* **Provided data**
□ □ □

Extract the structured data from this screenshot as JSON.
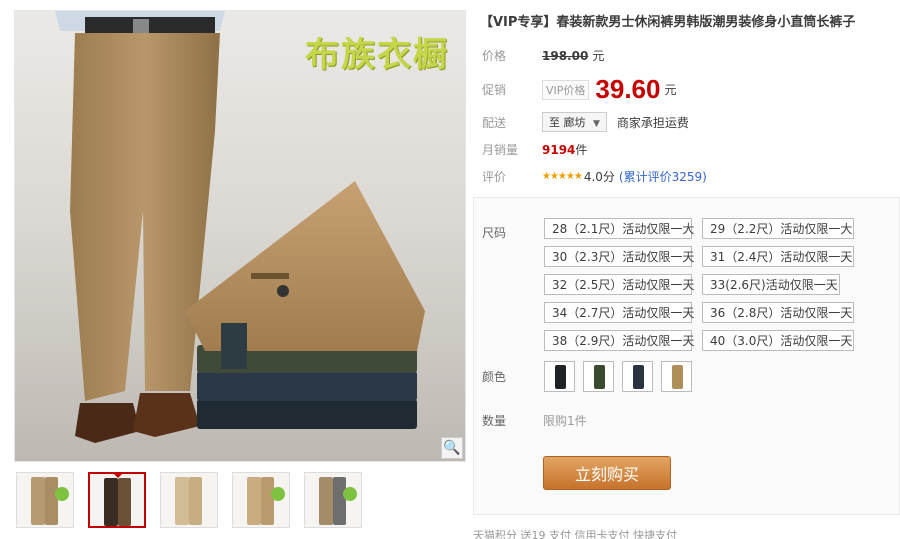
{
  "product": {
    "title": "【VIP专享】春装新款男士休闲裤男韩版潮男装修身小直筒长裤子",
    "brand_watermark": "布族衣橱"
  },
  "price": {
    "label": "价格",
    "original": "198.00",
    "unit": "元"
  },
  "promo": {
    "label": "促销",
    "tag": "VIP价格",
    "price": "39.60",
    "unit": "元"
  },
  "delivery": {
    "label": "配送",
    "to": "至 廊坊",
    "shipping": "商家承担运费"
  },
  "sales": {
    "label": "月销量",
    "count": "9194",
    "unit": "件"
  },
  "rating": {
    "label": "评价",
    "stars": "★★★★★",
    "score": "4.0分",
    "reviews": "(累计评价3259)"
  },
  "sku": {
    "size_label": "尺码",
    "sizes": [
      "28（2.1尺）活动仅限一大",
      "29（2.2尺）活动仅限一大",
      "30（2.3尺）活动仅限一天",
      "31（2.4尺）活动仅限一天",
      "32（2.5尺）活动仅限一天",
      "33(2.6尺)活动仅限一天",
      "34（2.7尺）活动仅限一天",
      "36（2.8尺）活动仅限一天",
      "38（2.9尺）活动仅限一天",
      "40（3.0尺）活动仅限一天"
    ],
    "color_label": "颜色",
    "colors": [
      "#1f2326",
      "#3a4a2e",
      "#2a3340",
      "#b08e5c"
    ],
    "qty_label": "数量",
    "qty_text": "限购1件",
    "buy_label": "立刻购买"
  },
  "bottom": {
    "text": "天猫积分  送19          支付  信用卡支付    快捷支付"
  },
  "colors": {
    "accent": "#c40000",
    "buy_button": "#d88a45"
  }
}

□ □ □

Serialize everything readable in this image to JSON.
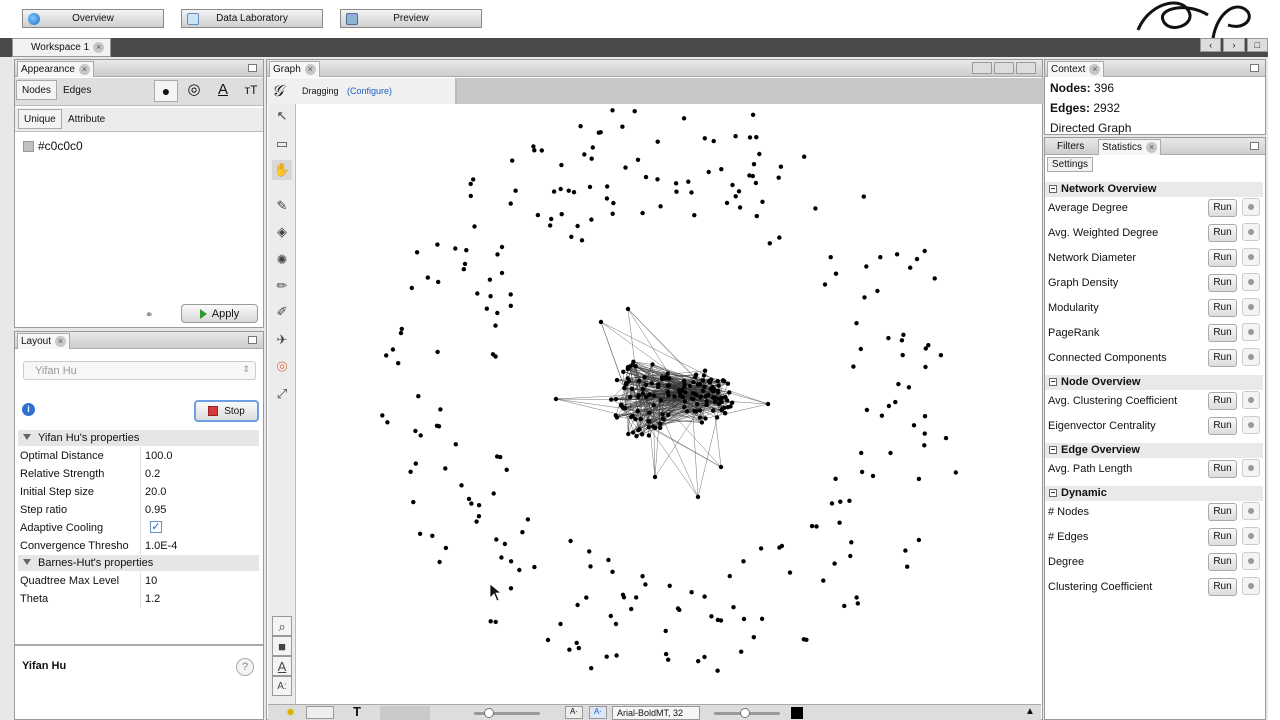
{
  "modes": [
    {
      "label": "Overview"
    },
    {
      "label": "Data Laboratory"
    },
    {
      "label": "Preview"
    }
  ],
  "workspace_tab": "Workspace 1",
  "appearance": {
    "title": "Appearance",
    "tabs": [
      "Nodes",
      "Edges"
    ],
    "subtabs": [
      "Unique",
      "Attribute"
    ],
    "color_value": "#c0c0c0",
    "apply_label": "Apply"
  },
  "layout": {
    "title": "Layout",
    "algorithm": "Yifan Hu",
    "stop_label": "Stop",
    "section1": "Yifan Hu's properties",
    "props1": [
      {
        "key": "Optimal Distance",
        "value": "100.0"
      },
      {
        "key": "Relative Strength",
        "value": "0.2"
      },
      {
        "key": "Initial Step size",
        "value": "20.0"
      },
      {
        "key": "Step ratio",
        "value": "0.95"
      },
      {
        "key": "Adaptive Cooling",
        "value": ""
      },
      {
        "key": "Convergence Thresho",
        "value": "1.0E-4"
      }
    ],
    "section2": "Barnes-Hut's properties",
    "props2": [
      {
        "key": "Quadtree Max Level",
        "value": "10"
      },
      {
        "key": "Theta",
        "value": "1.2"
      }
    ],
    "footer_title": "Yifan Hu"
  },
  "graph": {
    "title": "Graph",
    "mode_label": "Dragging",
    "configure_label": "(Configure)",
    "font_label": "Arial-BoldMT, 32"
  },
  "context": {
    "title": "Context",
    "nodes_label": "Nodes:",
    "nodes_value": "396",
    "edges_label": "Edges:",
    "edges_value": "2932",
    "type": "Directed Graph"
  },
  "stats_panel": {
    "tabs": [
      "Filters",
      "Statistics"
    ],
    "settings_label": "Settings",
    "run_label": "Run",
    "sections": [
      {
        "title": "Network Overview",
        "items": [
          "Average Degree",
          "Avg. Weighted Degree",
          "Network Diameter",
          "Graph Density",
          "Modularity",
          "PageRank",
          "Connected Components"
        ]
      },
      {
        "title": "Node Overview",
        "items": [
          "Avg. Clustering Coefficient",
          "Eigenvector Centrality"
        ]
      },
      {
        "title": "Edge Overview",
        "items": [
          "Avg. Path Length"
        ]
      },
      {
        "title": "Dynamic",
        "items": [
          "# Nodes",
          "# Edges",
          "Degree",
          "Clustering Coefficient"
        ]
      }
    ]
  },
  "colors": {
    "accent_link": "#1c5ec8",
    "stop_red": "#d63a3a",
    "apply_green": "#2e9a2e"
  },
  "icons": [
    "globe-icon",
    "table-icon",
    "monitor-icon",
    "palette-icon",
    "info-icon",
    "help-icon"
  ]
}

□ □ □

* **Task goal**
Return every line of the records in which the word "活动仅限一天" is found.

* **Response to the exercise**
      "30（2.3尺）活动仅限一天",
      "31（2.4尺）活动仅限一天",
      "32（2.5尺）活动仅限一天",
      "33(2.6尺)活动仅限一天",
      "34（2.7尺）活动仅限一天",
      "36（2.8尺）活动仅限一天",
      "38（2.9尺）活动仅限一天",
      "40（3.0尺）活动仅限一天"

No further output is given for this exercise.